> _Directions_: Leaving out the pictures, reproduce each record exactly and in full.

(Given records Opens)

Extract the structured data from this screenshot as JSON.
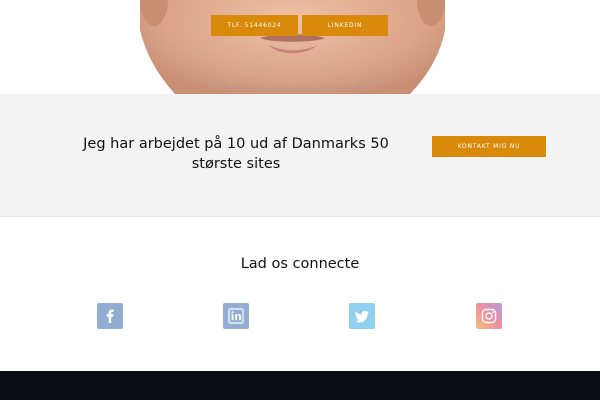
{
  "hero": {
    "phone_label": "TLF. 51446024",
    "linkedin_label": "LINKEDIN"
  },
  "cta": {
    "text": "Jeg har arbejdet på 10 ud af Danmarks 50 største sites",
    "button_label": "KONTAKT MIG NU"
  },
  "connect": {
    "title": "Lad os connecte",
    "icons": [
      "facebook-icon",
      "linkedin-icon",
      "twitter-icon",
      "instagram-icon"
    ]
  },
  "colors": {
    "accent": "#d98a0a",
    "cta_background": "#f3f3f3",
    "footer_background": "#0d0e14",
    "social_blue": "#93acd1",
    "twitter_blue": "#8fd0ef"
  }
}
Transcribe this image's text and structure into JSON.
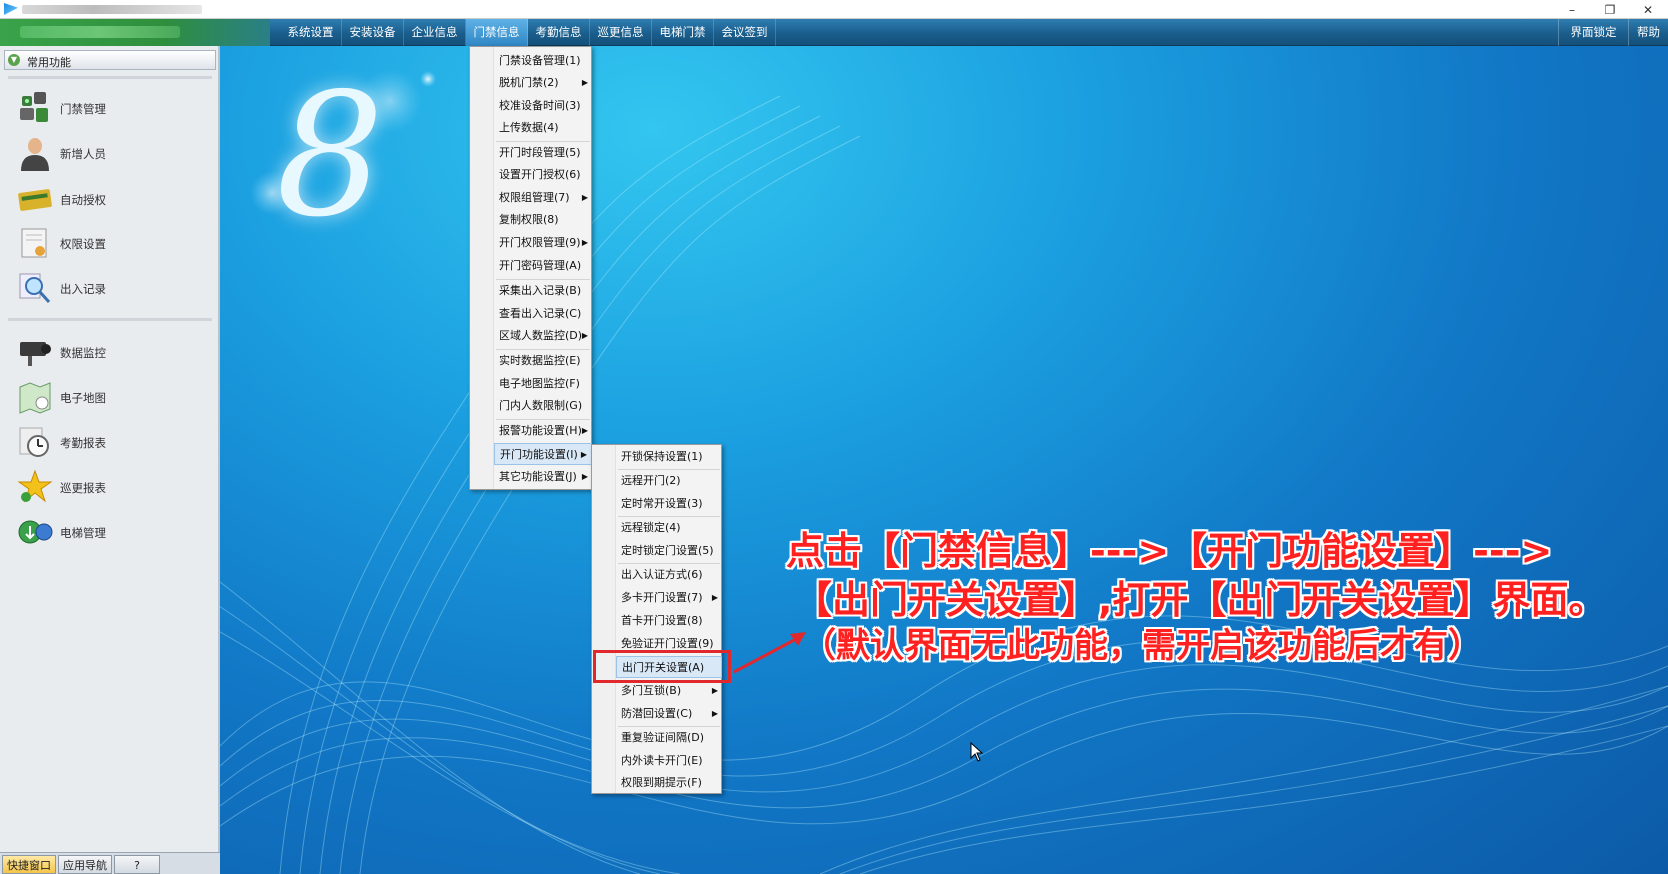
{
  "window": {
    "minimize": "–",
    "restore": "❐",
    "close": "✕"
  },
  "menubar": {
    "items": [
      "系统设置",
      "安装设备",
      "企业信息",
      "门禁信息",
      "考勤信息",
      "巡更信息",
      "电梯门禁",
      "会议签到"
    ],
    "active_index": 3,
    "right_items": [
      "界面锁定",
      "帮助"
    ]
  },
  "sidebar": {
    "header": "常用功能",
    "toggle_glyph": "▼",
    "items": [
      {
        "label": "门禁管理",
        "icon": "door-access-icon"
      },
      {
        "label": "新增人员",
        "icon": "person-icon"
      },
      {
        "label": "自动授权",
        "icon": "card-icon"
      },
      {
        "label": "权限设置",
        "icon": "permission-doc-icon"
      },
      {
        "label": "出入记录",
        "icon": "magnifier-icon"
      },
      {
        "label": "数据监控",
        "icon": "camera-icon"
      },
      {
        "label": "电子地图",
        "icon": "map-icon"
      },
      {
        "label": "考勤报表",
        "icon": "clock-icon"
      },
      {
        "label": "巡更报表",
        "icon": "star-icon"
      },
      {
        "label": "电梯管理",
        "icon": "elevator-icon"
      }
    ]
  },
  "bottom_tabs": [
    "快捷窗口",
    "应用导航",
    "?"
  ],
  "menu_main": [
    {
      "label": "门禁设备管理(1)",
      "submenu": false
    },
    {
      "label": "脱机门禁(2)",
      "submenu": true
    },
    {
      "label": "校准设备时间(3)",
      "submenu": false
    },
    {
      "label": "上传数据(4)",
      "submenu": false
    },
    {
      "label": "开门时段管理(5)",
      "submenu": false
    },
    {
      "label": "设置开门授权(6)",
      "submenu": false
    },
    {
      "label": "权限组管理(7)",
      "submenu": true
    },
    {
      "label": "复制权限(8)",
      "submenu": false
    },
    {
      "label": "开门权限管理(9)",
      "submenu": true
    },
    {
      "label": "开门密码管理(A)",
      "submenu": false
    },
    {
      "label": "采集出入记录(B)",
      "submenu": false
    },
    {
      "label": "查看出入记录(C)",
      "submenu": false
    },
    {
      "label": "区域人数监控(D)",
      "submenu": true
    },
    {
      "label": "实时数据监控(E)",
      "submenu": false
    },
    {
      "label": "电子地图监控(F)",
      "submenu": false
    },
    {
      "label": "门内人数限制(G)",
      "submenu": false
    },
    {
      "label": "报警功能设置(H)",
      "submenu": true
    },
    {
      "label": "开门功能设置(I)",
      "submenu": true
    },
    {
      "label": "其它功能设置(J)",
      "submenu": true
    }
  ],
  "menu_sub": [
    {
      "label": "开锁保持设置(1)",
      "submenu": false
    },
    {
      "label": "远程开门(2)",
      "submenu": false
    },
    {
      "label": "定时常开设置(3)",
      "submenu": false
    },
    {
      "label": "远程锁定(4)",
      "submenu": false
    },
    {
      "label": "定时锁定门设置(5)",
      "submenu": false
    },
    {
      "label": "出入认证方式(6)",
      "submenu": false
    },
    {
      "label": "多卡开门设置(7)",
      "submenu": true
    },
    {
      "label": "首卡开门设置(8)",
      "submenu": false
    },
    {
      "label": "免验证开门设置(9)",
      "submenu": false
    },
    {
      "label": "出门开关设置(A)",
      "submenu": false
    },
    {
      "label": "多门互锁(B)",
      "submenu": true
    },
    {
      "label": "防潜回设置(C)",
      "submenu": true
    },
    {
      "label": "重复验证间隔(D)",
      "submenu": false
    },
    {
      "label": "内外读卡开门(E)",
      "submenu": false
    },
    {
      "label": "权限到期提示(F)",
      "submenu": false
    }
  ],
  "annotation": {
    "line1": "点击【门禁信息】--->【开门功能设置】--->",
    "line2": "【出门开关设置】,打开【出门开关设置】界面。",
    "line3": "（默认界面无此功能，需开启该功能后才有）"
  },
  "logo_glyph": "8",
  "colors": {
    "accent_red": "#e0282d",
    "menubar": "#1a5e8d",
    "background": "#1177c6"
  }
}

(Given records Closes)

> _Solution for this exercise_:
Extract the structured data from this screenshot as JSON.
{
  "hero": {
    "phone_label": "TLF. 51446024",
    "linkedin_label": "LINKEDIN"
  },
  "cta": {
    "text": "Jeg har arbejdet på 10 ud af Danmarks 50 største sites",
    "button_label": "KONTAKT MIG NU"
  },
  "connect": {
    "title": "Lad os connecte",
    "icons": [
      "facebook-icon",
      "linkedin-icon",
      "twitter-icon",
      "instagram-icon"
    ]
  },
  "colors": {
    "accent": "#d98a0a",
    "cta_background": "#f3f3f3",
    "footer_background": "#0d0e14",
    "social_blue": "#93acd1",
    "twitter_blue": "#8fd0ef"
  }
}
Transcribe this image's text and structure into JSON.
{
  "window": {
    "minimize": "–",
    "restore": "❐",
    "close": "✕"
  },
  "menubar": {
    "items": [
      "系统设置",
      "安装设备",
      "企业信息",
      "门禁信息",
      "考勤信息",
      "巡更信息",
      "电梯门禁",
      "会议签到"
    ],
    "active_index": 3,
    "right_items": [
      "界面锁定",
      "帮助"
    ]
  },
  "sidebar": {
    "header": "常用功能",
    "toggle_glyph": "▼",
    "items": [
      {
        "label": "门禁管理",
        "icon": "door-access-icon"
      },
      {
        "label": "新增人员",
        "icon": "person-icon"
      },
      {
        "label": "自动授权",
        "icon": "card-icon"
      },
      {
        "label": "权限设置",
        "icon": "permission-doc-icon"
      },
      {
        "label": "出入记录",
        "icon": "magnifier-icon"
      },
      {
        "label": "数据监控",
        "icon": "camera-icon"
      },
      {
        "label": "电子地图",
        "icon": "map-icon"
      },
      {
        "label": "考勤报表",
        "icon": "clock-icon"
      },
      {
        "label": "巡更报表",
        "icon": "star-icon"
      },
      {
        "label": "电梯管理",
        "icon": "elevator-icon"
      }
    ]
  },
  "bottom_tabs": [
    "快捷窗口",
    "应用导航",
    "?"
  ],
  "menu_main": [
    {
      "label": "门禁设备管理(1)",
      "submenu": false
    },
    {
      "label": "脱机门禁(2)",
      "submenu": true
    },
    {
      "label": "校准设备时间(3)",
      "submenu": false
    },
    {
      "label": "上传数据(4)",
      "submenu": false
    },
    {
      "label": "开门时段管理(5)",
      "submenu": false
    },
    {
      "label": "设置开门授权(6)",
      "submenu": false
    },
    {
      "label": "权限组管理(7)",
      "submenu": true
    },
    {
      "label": "复制权限(8)",
      "submenu": false
    },
    {
      "label": "开门权限管理(9)",
      "submenu": true
    },
    {
      "label": "开门密码管理(A)",
      "submenu": false
    },
    {
      "label": "采集出入记录(B)",
      "submenu": false
    },
    {
      "label": "查看出入记录(C)",
      "submenu": false
    },
    {
      "label": "区域人数监控(D)",
      "submenu": true
    },
    {
      "label": "实时数据监控(E)",
      "submenu": false
    },
    {
      "label": "电子地图监控(F)",
      "submenu": false
    },
    {
      "label": "门内人数限制(G)",
      "submenu": false
    },
    {
      "label": "报警功能设置(H)",
      "submenu": true
    },
    {
      "label": "开门功能设置(I)",
      "submenu": true
    },
    {
      "label": "其它功能设置(J)",
      "submenu": true
    }
  ],
  "menu_sub": [
    {
      "label": "开锁保持设置(1)",
      "submenu": false
    },
    {
      "label": "远程开门(2)",
      "submenu": false
    },
    {
      "label": "定时常开设置(3)",
      "submenu": false
    },
    {
      "label": "远程锁定(4)",
      "submenu": false
    },
    {
      "label": "定时锁定门设置(5)",
      "submenu": false
    },
    {
      "label": "出入认证方式(6)",
      "submenu": false
    },
    {
      "label": "多卡开门设置(7)",
      "submenu": true
    },
    {
      "label": "首卡开门设置(8)",
      "submenu": false
    },
    {
      "label": "免验证开门设置(9)",
      "submenu": false
    },
    {
      "label": "出门开关设置(A)",
      "submenu": false
    },
    {
      "label": "多门互锁(B)",
      "submenu": true
    },
    {
      "label": "防潜回设置(C)",
      "submenu": true
    },
    {
      "label": "重复验证间隔(D)",
      "submenu": false
    },
    {
      "label": "内外读卡开门(E)",
      "submenu": false
    },
    {
      "label": "权限到期提示(F)",
      "submenu": false
    }
  ],
  "annotation": {
    "line1": "点击【门禁信息】--->【开门功能设置】--->",
    "line2": "【出门开关设置】,打开【出门开关设置】界面。",
    "line3": "（默认界面无此功能，需开启该功能后才有）"
  },
  "logo_glyph": "8",
  "colors": {
    "accent_red": "#e0282d",
    "menubar": "#1a5e8d",
    "background": "#1177c6"
  }
}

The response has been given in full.